→ Data records for software interfaces
——————————
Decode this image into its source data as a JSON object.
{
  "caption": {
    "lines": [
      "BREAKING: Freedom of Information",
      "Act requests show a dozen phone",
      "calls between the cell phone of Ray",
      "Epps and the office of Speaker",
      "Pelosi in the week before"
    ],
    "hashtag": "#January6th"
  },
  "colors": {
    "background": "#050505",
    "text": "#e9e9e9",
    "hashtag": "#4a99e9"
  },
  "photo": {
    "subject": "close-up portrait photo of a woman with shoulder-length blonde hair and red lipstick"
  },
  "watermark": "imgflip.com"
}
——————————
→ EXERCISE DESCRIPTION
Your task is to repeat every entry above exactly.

→ TASK OUTPUT
Decode this image into its source data as a JSON object.
{
  "caption": {
    "lines": [
      "BREAKING: Freedom of Information",
      "Act requests show a dozen phone",
      "calls between the cell phone of Ray",
      "Epps and the office of Speaker",
      "Pelosi in the week before"
    ],
    "hashtag": "#January6th"
  },
  "colors": {
    "background": "#050505",
    "text": "#e9e9e9",
    "hashtag": "#4a99e9"
  },
  "photo": {
    "subject": "close-up portrait photo of a woman with shoulder-length blonde hair and red lipstick"
  },
  "watermark": "imgflip.com"
}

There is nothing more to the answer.